By Timothy D. Backstrom and Lisa M. Campbell
On June 19, 2018, 16 federal agencies, including the U.S. Environmental Protection Agency (EPA), issued a final rule delaying until January 21, 2019, the general compliance date for 2017 revisions to the policy governing studies with human subjects that are sponsored or utilized for regulatory purposes by the federal government (83 Fed. Reg. 28497). These revisions to the human testing policy were adopted on January 19, 2017, in a final rule (82 Fed. Reg. 7149) that amended and expanded the “Common Rule” governing human testing originally promulgated in 1991. The 2017 revisions to the human testing policy were originally scheduled to take effect on January 19, 2018, but the agencies published an interim final rule on January 22, 2018, that delayed the effective date for the new policy until July 19, 2018. Thereafter, on April 20, 2018, the same 16 agencies published a proposed rule (83 Fed. Reg. 17595) to delay the general compliance date for an additional six-month period, and to allow regulated entities to implement certain burden-reducing provisions during this interim period.

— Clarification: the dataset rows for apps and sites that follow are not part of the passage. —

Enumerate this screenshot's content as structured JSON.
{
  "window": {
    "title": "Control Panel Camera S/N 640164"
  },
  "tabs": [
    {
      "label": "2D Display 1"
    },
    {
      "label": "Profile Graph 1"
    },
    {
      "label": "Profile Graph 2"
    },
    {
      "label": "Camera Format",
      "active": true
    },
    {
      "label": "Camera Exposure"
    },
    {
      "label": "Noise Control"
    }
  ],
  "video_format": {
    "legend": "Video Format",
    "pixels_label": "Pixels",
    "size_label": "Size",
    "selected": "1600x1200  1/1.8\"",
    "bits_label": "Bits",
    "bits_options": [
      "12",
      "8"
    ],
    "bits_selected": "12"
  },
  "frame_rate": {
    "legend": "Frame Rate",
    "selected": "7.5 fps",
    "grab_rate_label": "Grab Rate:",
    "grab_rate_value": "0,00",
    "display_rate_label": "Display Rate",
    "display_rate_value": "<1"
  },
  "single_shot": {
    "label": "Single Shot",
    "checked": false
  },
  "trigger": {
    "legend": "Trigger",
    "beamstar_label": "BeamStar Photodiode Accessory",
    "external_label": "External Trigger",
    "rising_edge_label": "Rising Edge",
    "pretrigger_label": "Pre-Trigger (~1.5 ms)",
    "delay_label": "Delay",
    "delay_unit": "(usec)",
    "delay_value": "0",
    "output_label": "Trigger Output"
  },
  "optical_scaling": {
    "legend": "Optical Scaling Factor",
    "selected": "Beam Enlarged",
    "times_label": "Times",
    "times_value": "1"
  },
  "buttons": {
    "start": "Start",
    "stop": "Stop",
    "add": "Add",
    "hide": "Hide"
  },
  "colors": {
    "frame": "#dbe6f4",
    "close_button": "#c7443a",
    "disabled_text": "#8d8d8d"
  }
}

The rule delaying the effective date of the 2017 revisions for an additional six months takes effect on July 19, 2018. In the period between July 19, 2018, and January 21, 2019, regulated entities must continue to comply with the requirements of the human testing policy as it was in effect prior to the 2017 revisions. Notwithstanding this general rule, affected institutions will be permitted (but not required) to implement, for certain research, three burden-reducing provisions. Those three provisions are:
The principal purposes of the additional delay in implementation of the 2017 revisions to the human testing Common Rule are to allow more time for affected institutions to prepare for compliance and for the federal agencies that have adopted the new policy to issue further guidance. The final rule states that the agencies do not expect that any additional delay in the implementation of the policy will be needed.
More information on the federal policy for the protection of human subjects is available in our blog under key phrases human subjects and common rule.